(What the task requires) I'd like the entire listing output verbatim, apart from the pictures.

(Source material)
----------

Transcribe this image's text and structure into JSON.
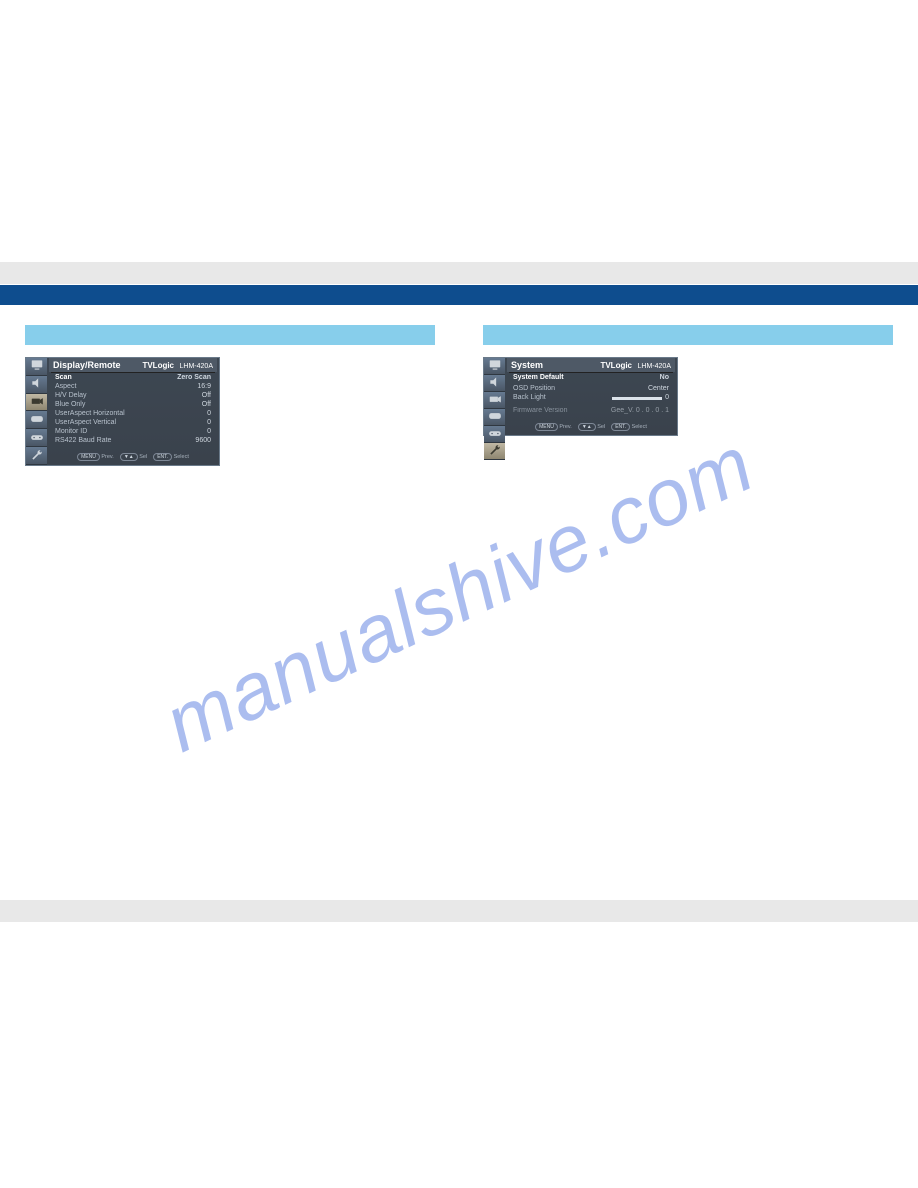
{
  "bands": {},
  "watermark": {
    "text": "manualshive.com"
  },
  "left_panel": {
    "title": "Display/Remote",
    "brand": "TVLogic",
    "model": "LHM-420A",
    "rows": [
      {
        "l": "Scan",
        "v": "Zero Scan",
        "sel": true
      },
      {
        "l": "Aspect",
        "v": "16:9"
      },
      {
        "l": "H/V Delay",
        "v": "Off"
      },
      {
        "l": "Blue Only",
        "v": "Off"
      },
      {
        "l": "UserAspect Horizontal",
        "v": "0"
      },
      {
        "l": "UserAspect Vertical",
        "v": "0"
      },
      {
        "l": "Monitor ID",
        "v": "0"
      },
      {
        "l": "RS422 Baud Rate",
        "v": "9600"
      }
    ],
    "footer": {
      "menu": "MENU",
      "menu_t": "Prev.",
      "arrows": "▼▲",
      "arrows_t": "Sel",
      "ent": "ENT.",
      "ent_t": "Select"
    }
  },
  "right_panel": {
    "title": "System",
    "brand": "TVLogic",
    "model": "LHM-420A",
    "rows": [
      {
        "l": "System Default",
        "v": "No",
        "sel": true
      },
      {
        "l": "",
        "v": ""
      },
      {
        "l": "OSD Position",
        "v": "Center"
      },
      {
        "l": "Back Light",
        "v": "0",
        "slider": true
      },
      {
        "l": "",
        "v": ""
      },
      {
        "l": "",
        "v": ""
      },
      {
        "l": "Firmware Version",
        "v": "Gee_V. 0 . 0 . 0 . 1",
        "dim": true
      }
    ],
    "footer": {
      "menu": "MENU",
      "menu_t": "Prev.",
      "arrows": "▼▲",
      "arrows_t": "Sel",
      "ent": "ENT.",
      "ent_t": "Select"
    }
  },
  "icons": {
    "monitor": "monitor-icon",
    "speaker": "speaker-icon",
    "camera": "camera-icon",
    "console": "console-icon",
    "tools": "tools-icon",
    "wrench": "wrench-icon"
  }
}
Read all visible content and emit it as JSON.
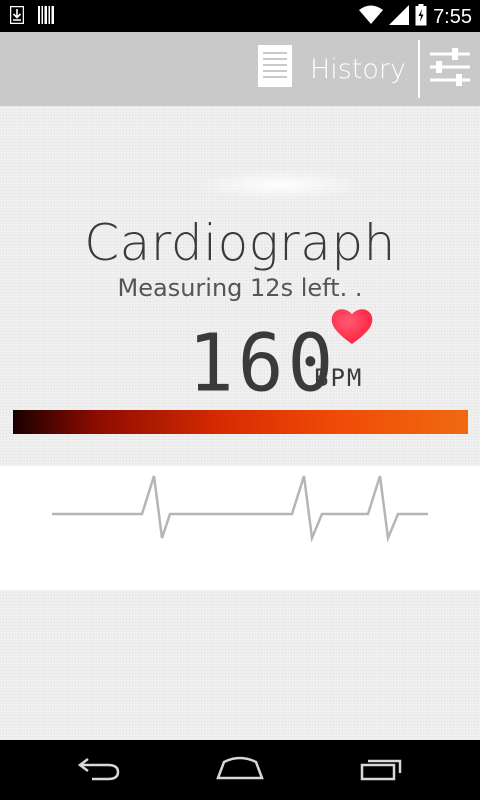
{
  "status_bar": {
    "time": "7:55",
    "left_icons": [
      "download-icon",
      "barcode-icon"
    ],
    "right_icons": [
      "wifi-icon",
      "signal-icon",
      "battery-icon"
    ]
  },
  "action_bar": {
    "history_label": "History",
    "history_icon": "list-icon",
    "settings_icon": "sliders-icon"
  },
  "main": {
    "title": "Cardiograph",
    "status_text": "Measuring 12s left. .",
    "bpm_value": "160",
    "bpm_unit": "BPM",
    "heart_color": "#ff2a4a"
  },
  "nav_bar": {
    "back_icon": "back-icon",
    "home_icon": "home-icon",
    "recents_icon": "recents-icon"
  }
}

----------

(Expected answer)
Transcribe this image's text and structure into JSON.
{
  "bands": {},
  "watermark": {
    "text": "manualshive.com"
  },
  "left_panel": {
    "title": "Display/Remote",
    "brand": "TVLogic",
    "model": "LHM-420A",
    "rows": [
      {
        "l": "Scan",
        "v": "Zero Scan",
        "sel": true
      },
      {
        "l": "Aspect",
        "v": "16:9"
      },
      {
        "l": "H/V Delay",
        "v": "Off"
      },
      {
        "l": "Blue Only",
        "v": "Off"
      },
      {
        "l": "UserAspect Horizontal",
        "v": "0"
      },
      {
        "l": "UserAspect Vertical",
        "v": "0"
      },
      {
        "l": "Monitor ID",
        "v": "0"
      },
      {
        "l": "RS422 Baud Rate",
        "v": "9600"
      }
    ],
    "footer": {
      "menu": "MENU",
      "menu_t": "Prev.",
      "arrows": "▼▲",
      "arrows_t": "Sel",
      "ent": "ENT.",
      "ent_t": "Select"
    }
  },
  "right_panel": {
    "title": "System",
    "brand": "TVLogic",
    "model": "LHM-420A",
    "rows": [
      {
        "l": "System Default",
        "v": "No",
        "sel": true
      },
      {
        "l": "",
        "v": ""
      },
      {
        "l": "OSD Position",
        "v": "Center"
      },
      {
        "l": "Back Light",
        "v": "0",
        "slider": true
      },
      {
        "l": "",
        "v": ""
      },
      {
        "l": "",
        "v": ""
      },
      {
        "l": "Firmware Version",
        "v": "Gee_V. 0 . 0 . 0 . 1",
        "dim": true
      }
    ],
    "footer": {
      "menu": "MENU",
      "menu_t": "Prev.",
      "arrows": "▼▲",
      "arrows_t": "Sel",
      "ent": "ENT.",
      "ent_t": "Select"
    }
  },
  "icons": {
    "monitor": "monitor-icon",
    "speaker": "speaker-icon",
    "camera": "camera-icon",
    "console": "console-icon",
    "tools": "tools-icon",
    "wrench": "wrench-icon"
  }
}
Read all visible content and emit it as JSON.
{
  "status_bar": {
    "time": "7:55",
    "left_icons": [
      "download-icon",
      "barcode-icon"
    ],
    "right_icons": [
      "wifi-icon",
      "signal-icon",
      "battery-icon"
    ]
  },
  "action_bar": {
    "history_label": "History",
    "history_icon": "list-icon",
    "settings_icon": "sliders-icon"
  },
  "main": {
    "title": "Cardiograph",
    "status_text": "Measuring 12s left. .",
    "bpm_value": "160",
    "bpm_unit": "BPM",
    "heart_color": "#ff2a4a"
  },
  "nav_bar": {
    "back_icon": "back-icon",
    "home_icon": "home-icon",
    "recents_icon": "recents-icon"
  }
}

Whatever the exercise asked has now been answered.